University of Sheffield
Bailey: Building for the future of British industry
Sheffield is well on its way to becoming the country’s leading hub for advanced engineering thanks to the new family of multi-million pound research centres that have recently opened on the University of Sheffield’s Advanced Manufacturing Campus.
The objective of these translational research centres is to bridge the gap between industry needs and academic research. Leading names in global manufacturing, such as Boeing, have been involved in the creation of the facilities, supporting the university-led research within and so helping to cultivate the next generation of engineers.
Award-winning architect practice Bond Bryan was behind the design of the buildings on the campus. After being impressed by the bespoke eaves system manufactured and supplied by Bailey Total Building Envelope for Factory 2050 – the first fully reconfigurable assembly and component manufacturing facility in the UK as well as the first building to be completed on the site – the firm brought Bailey on board for these subsequent AMRC projects.
A singular feature of this venture was to reveal the unique purpose of each facility; the architects planned on using the external walls as a canvas to reflect the ground-breaking work going on internally. Set up to develop and trial new materials, the Royce Translational Centre (RTC) required a novel material for its exterior so bronze rainscreen panels were specified. Despite the unusual nature of bronze, Bailey’s renowned background in bespoke manufacture meant they could handle and build with it appropriately. Ultimately producing a lustrous bronze-effect rainscreen cladding system with interlocking joints. The bronze will dull over time, eventually creating the sophisticated industrial look desired by the client.
In the Laboratory for Verification and Validation (LVV), a new acoustics and vibration testing facility, various tests take place which will hopefully lead to the production of lighter and safer designs for various industries, such as for aircraft and wind turbines. For this facility, long and thin stainless-steel shingles interlock for a panel effect resulting in an aerodynamic look. This was another panelling material which Bailey had never worked with before, so a new system had to be developed to achieve the final streamlined finish.

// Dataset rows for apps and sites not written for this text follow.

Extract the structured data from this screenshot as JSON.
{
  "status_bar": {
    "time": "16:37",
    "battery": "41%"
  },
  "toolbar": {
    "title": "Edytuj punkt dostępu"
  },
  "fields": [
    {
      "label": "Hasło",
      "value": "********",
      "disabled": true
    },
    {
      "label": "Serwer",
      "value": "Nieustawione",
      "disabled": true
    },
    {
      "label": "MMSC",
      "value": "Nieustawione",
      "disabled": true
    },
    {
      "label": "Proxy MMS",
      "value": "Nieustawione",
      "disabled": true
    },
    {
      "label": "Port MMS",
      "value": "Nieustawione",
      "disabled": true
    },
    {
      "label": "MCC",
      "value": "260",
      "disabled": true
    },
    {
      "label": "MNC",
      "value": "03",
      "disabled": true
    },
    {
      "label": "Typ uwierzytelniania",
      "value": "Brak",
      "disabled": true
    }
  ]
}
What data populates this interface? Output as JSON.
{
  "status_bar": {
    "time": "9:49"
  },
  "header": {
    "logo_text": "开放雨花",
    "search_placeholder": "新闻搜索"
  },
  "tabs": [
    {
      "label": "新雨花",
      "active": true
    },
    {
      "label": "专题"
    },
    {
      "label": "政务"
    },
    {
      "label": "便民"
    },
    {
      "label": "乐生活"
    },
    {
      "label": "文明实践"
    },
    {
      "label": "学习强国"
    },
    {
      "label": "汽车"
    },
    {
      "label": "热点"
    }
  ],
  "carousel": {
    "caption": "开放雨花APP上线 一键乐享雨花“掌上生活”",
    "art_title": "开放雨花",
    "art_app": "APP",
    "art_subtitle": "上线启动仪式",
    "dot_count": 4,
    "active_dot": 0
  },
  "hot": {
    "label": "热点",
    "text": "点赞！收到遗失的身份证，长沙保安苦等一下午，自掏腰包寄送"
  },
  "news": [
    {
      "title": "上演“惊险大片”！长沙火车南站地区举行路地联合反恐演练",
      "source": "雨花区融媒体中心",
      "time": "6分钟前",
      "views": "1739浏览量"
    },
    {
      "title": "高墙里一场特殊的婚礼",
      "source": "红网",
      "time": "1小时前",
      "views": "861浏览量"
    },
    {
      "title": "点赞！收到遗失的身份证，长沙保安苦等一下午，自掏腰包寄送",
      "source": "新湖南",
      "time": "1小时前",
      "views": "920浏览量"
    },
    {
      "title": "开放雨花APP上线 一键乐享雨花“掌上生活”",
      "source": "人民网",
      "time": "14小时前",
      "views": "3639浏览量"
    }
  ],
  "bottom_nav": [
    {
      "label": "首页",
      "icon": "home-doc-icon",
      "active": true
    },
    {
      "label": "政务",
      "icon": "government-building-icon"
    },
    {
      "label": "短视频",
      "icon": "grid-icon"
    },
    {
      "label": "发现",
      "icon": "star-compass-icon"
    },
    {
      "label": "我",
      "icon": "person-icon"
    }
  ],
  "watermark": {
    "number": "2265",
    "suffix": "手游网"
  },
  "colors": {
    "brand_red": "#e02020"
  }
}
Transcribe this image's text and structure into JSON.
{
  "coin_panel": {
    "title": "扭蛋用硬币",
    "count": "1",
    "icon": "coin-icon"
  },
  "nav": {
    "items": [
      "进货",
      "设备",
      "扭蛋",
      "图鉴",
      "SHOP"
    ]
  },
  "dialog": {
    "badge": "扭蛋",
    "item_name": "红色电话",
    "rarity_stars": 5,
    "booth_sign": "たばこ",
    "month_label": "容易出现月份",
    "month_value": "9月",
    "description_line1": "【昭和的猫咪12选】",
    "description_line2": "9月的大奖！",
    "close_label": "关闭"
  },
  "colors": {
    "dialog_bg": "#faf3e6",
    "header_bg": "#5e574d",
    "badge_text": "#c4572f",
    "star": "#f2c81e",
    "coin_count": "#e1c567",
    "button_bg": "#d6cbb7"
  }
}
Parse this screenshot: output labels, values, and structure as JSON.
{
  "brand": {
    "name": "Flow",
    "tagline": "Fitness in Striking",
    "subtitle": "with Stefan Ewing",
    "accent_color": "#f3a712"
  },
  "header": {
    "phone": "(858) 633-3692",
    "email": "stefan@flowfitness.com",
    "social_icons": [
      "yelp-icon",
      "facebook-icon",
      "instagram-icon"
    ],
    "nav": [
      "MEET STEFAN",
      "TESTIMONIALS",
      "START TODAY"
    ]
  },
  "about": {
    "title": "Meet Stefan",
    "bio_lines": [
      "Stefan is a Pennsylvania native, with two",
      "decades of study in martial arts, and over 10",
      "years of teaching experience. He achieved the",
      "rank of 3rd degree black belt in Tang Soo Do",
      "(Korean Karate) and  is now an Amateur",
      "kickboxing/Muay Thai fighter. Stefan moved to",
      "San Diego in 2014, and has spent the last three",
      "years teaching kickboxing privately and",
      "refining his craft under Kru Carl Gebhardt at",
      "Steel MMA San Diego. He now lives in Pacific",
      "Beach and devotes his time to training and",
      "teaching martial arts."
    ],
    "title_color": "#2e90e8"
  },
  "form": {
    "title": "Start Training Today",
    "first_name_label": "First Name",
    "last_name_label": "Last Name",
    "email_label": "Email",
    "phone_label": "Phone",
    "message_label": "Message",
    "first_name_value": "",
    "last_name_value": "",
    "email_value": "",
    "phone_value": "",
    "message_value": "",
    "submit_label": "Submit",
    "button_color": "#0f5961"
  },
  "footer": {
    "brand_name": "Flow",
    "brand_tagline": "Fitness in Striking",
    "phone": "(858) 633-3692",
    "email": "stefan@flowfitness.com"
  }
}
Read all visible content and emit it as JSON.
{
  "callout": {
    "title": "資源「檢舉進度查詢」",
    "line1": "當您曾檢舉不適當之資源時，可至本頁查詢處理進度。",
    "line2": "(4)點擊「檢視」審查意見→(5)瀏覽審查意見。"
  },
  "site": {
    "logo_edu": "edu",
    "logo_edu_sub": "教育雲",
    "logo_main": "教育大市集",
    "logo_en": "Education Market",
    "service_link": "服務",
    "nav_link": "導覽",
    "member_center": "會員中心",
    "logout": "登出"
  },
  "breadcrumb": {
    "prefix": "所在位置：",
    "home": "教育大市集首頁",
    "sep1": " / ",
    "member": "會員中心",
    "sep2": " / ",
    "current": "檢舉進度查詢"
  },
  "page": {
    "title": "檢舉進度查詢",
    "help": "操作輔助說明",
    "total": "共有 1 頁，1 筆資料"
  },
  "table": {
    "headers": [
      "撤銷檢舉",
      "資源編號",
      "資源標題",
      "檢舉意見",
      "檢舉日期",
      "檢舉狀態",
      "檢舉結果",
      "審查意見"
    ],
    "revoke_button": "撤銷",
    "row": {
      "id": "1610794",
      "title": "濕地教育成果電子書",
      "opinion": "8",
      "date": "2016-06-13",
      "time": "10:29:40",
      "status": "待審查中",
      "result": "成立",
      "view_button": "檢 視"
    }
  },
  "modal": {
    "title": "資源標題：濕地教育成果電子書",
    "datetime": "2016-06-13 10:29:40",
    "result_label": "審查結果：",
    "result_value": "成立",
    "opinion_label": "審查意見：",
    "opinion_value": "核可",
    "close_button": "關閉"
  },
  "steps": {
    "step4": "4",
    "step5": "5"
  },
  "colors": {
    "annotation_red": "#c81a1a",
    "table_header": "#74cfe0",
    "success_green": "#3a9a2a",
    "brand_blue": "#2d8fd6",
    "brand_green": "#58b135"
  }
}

The third of the research facilities, the Integrated Civil and Infrastructure Research Centre (ICAIR) translates disruptive technologies from advanced manufacturing systems to the infrastructure sectors. The processes developed within the centre need to stand the test of time, so it was appropriate that the building also should. A zinc rainscreen system was Bailey’s solution, as this material prevents the panels aging, while secret fix joints add to the overall seamless and striking appearance.
Despite the difference in aesthetics and purpose of each building it was important to remember they exist as a family on the campus. Even the AMRC substation needed to fit the unique aesthetic. The client requested a basket weave look and Bailey took on the challenge creating an innovative technique where cladding had to be rolled, curved and interlocked to achieve the client’s vision.
Yasser Fadhl, Bond Bryan project architect, comments:
“This was an exciting set of projects to take on, the role of these research facilities is to drive growth and productivity across the region, but they will also be fundamental to the future of British industry as global demands get bigger. Our client was keen to be adventurous while still keeping the central purpose of these buildings at the front of everyone’s minds. The high-performance cladding solutions provided by Bailey created the desired look while also being completely effective in their design.”
To find out more information about the research facilities and the unique testing they offer to academia and industry please visit: https://www.sheffield.ac.uk/news/nr/engineering-research-sheffield-1.809474